A 15-year-old girl tells her doctor she needs birth control because she and her boyfriend are having sex.
Kansas Attorney General Phill Kline says the law requires the doctor to report the girl to child protective services.
A group of doctors, nurses, counselors and other health-care providers across Kansas say it’s none of the state’s business.
U.S. District Judge J. Thomas Marten will have to decide who’s right during a trial beginning Monday in Wichita that’s being watched across the country by legal, women’s and health-care groups. . . .
Kline touched off what has become a lengthy court battle with a controversial legal opinion in 2003. Kansas law makes sexual contact with anyone under 16 a crime. Kline said that means doctors, psychologists, nurses and other health-care providers should report all suspected sexual activity involving anyone younger than 16.

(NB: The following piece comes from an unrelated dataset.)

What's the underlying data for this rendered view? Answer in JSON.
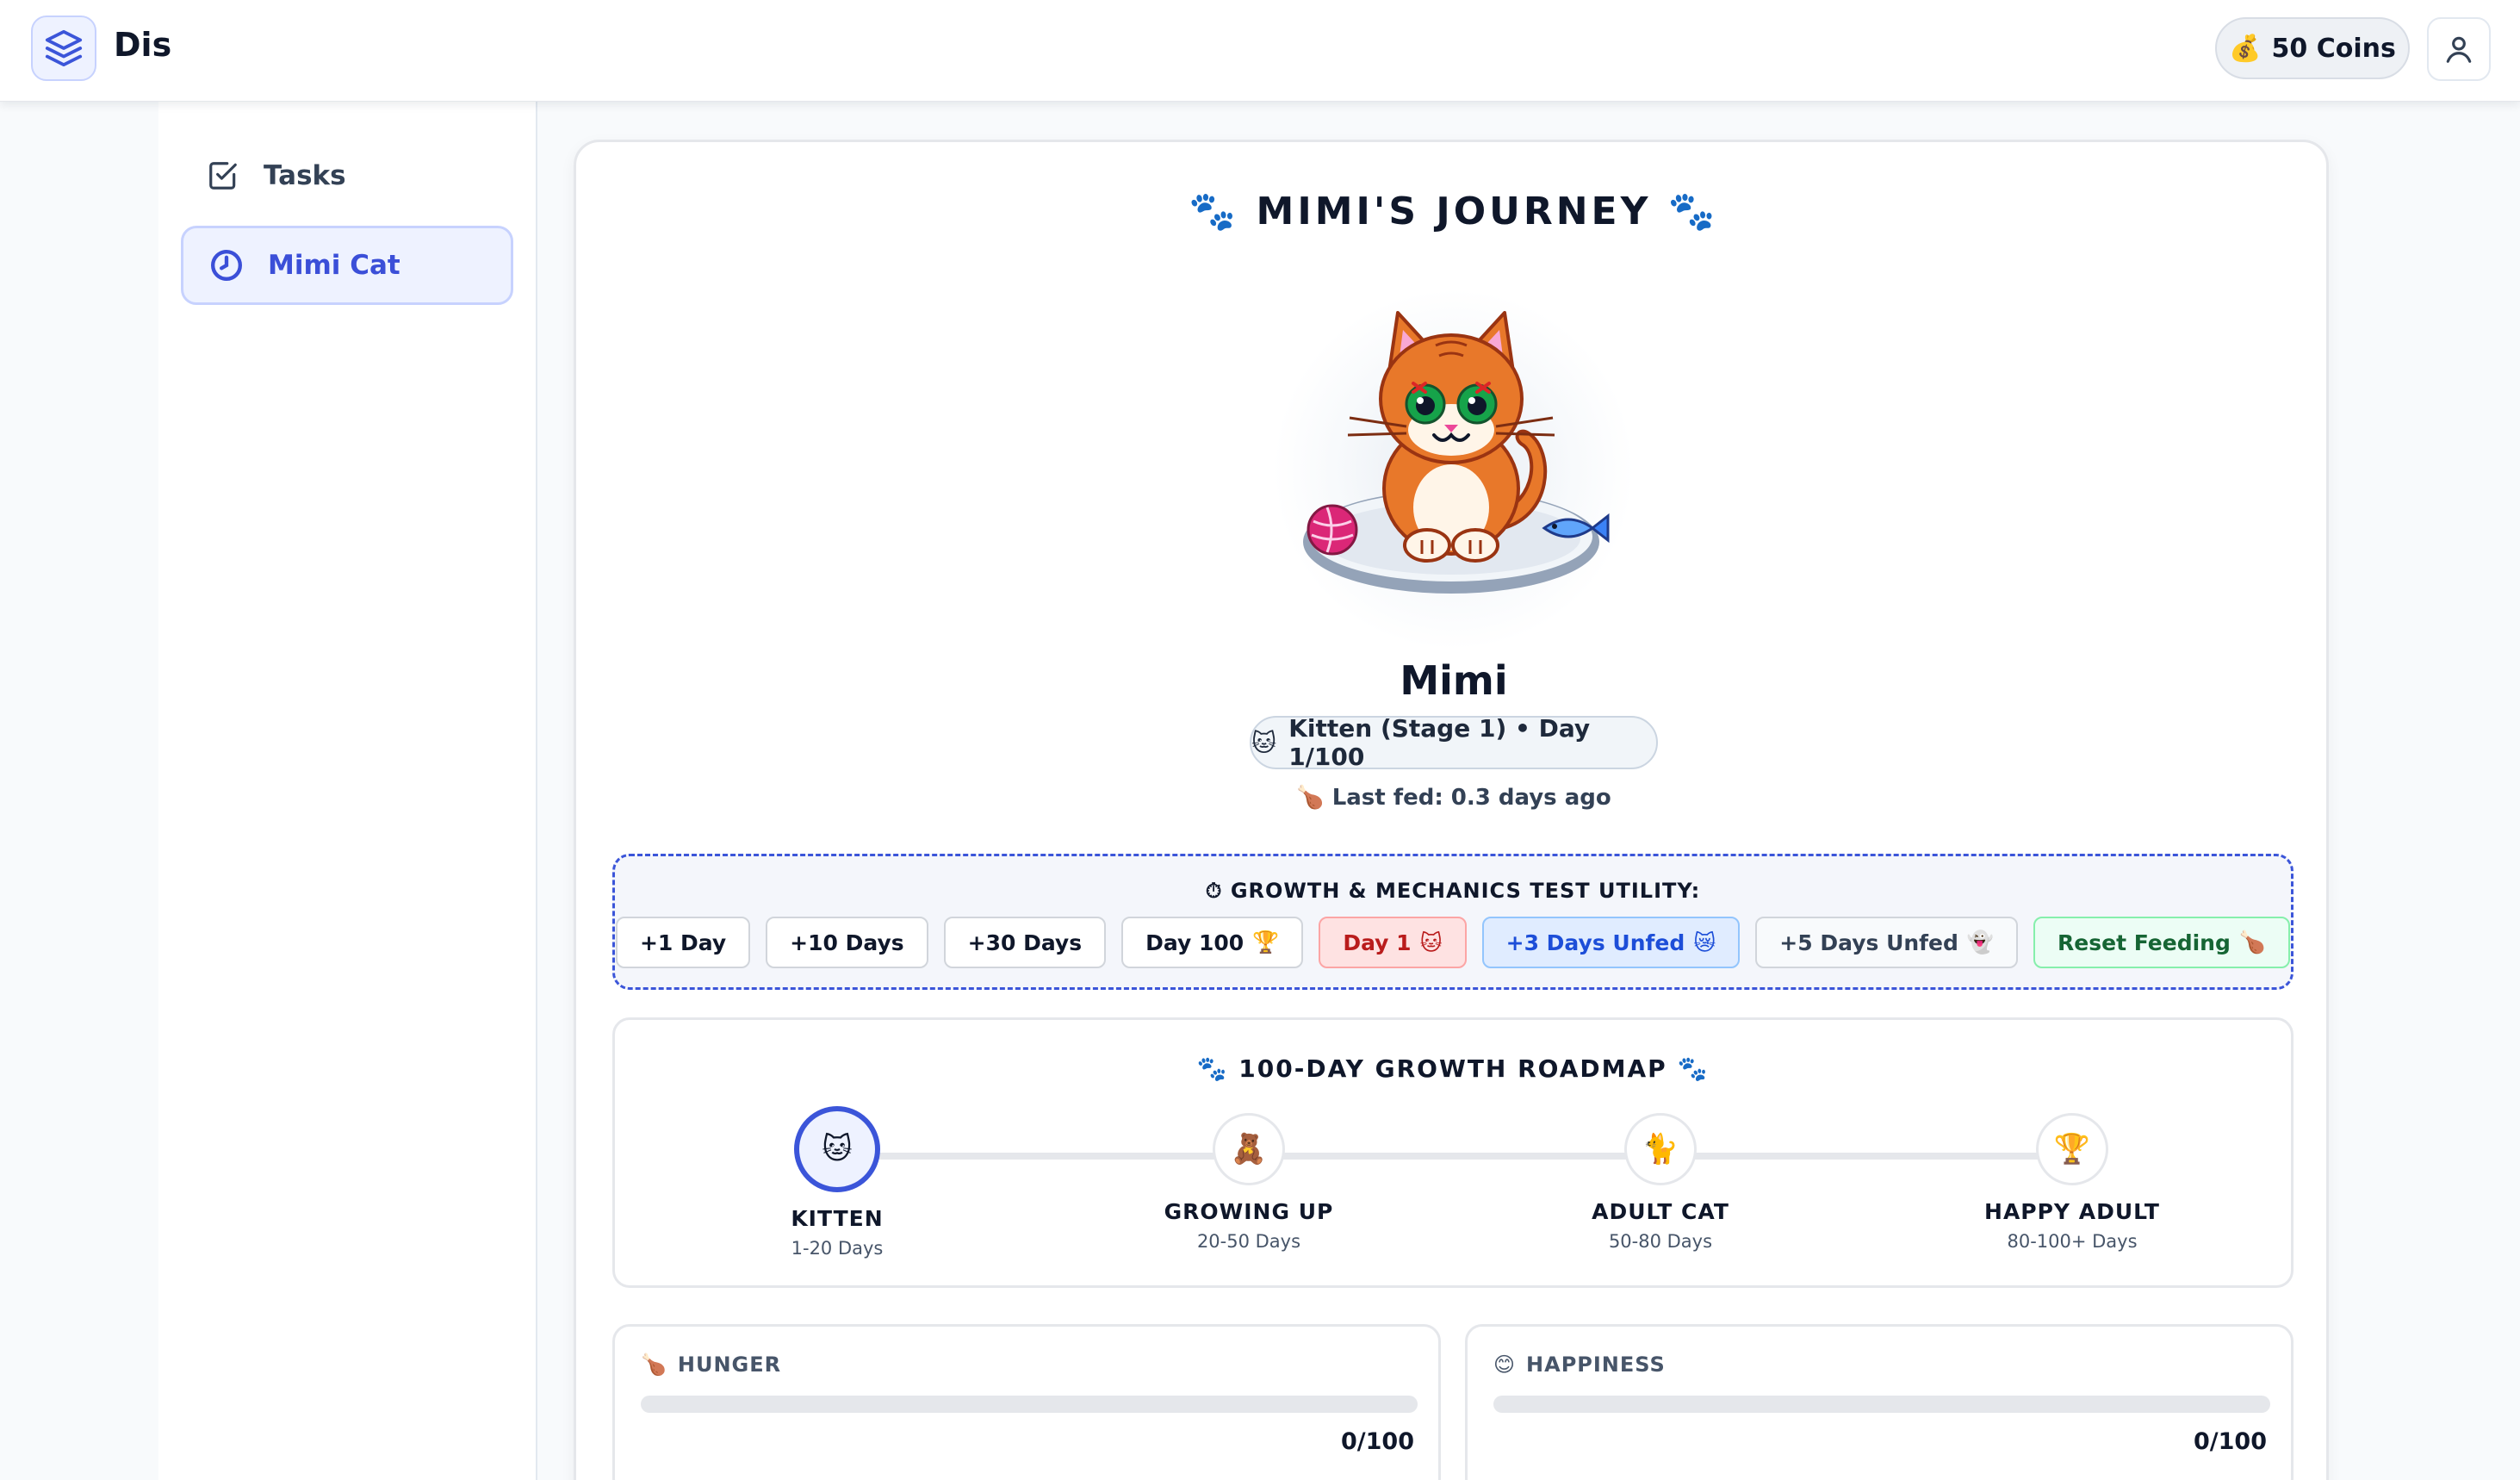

The plaintiffs first raise a constitutional right to information privacy claim. In a case called Whalen v. Roe, 429 U.S. 589 (1977), the Supreme Court stated that the constitutional right to privacy protected two “different kinds of interests” — (1) “the individual interest in avoiding disclosure of personal matters” and (2) “the interest in independence in making certain kinds of important decisions.” The first interest has become known as the constitutional right to information privacy. The Court only addressed this right in one other case, Nixon v. Administrator of General Services, 433 U.S. 425 (1977). Since then, however, the Court has done little to clarify the right. A few courts have concluded that the right is just dicta, but most federal courts of appeal have recognized the right, including the 2nd, 3rd, 4th, 5th, 6th, 7th, 9th, and 10th Circuits.